I am hoping the title of this post is only a pun. Here in America’s sixth freest state, the Fourth is something of a free-fire zone, and my boys and I are not immune to the charms of “blowing stuff up” (as Owen likes to put it). We almost always attend a public fireworks show in Weston, MO (my parents’ place of residence), where the big stuff is detonated literally on the other side of a high school football field from the place you sit. It’s all pretty awesome, until someone gets hurt, so wish us luck.
The Paine of the title refers to what appears to be the new, inadvertent Common-Place tradition of celebrating American Independence by bringing up perhaps the only true revolutionary among the front-line Founders, Thomas Paine. (One of the things I like about Paine is that he was far too dodgy a character to ever have the term “Founding Father” comfortably applied to him. Paternal he was not.) A little bit less than a year ago, I did a a post about unwelcome interventions in presidential elections that included a discussion and the text of Paine’s infamous open letter dissing George Washington. Now I see that the just-released July issue of Common-Place proper features a most welcome forum on Paine. In addition to an article by the great J.M. (Jason) Opal of McGill University, the forum includes two other articles from presenters at the conference on Paine that immediate past C-P editor Ed Gray and I attended in Milan last October: Matteo Battistini out of University of Bologna and Nathalie Caron, coeditor of one of France’s leading scholarly journals on American history and culture, the Revue française d’études américaines.The whole forum is well worth the time of any reader who wants something more substantive than Founder-worship and gunpowder for their Fourth of July delectation.
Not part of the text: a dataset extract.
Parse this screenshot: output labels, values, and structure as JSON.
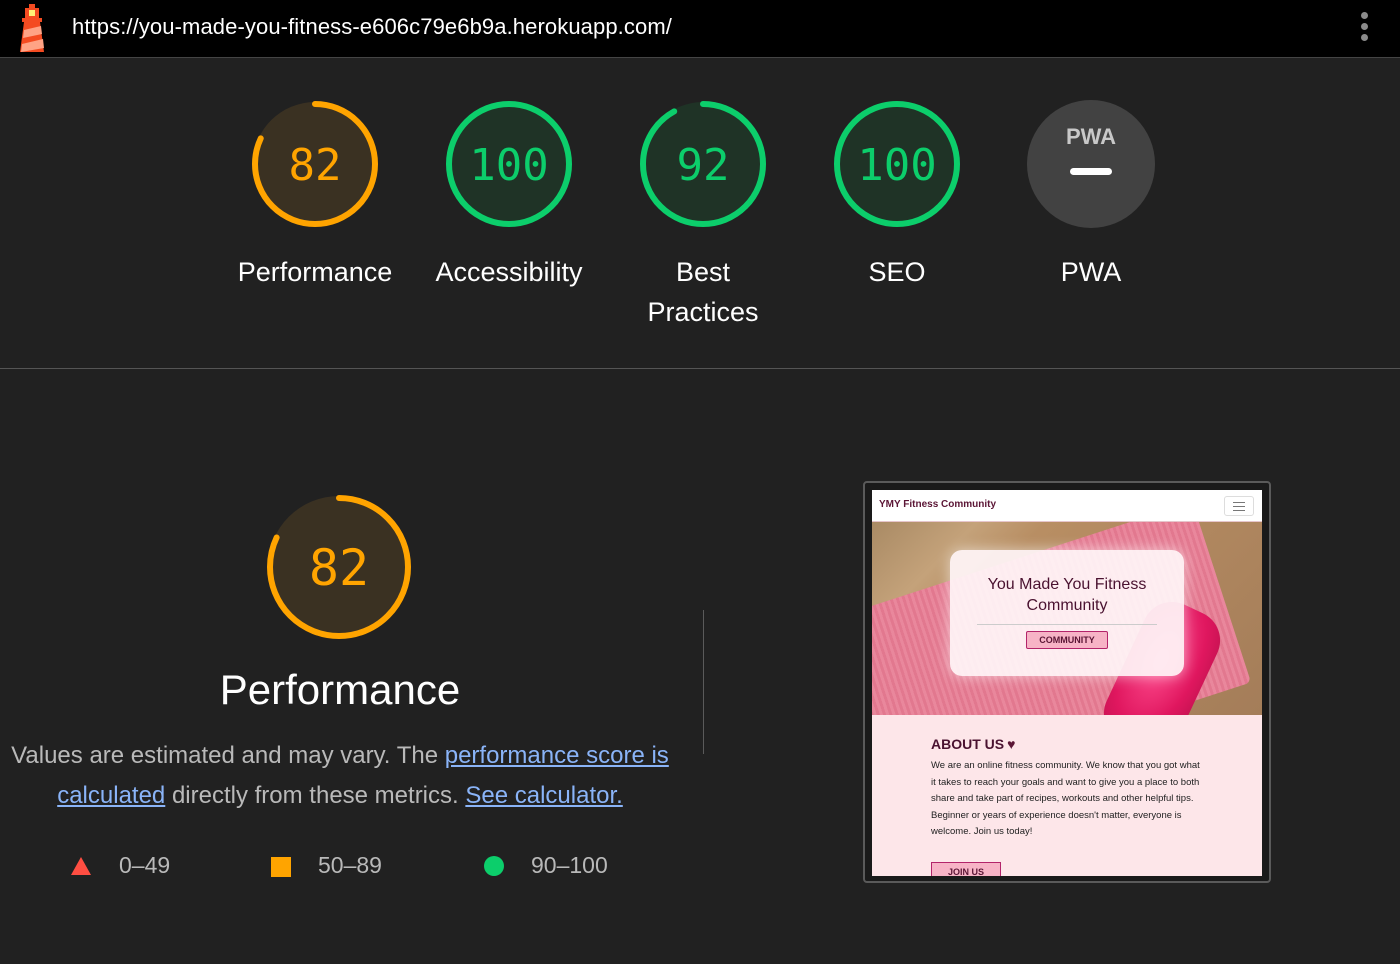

The Paine forum also seems like the opportune moment to foist upon the nets my own contribution to the Milan conference, entitled “Thomas Paine and the U.S. Election of 1796: In which it is discovered that George Washington was more popular than Jesus”. Some of this material will doubtless end up in the book I am writing on that first contested presidential election, but given space considerations and the high time-benefit ratio that would be involved in making a full journal article of this piece, I am going to present it here in only slightly revised form, just enough to fill a couple of gaps and make it flow better in written form. There are footnotes, but light by my standards, and just to take advantage of the digital medium, I have included a couple of primary sources in the .pdf. My hope is that readers in the comfort of their own web-surfing spots will get more out of it than I suspect the room full of Italian undergraduates did in Milan that day.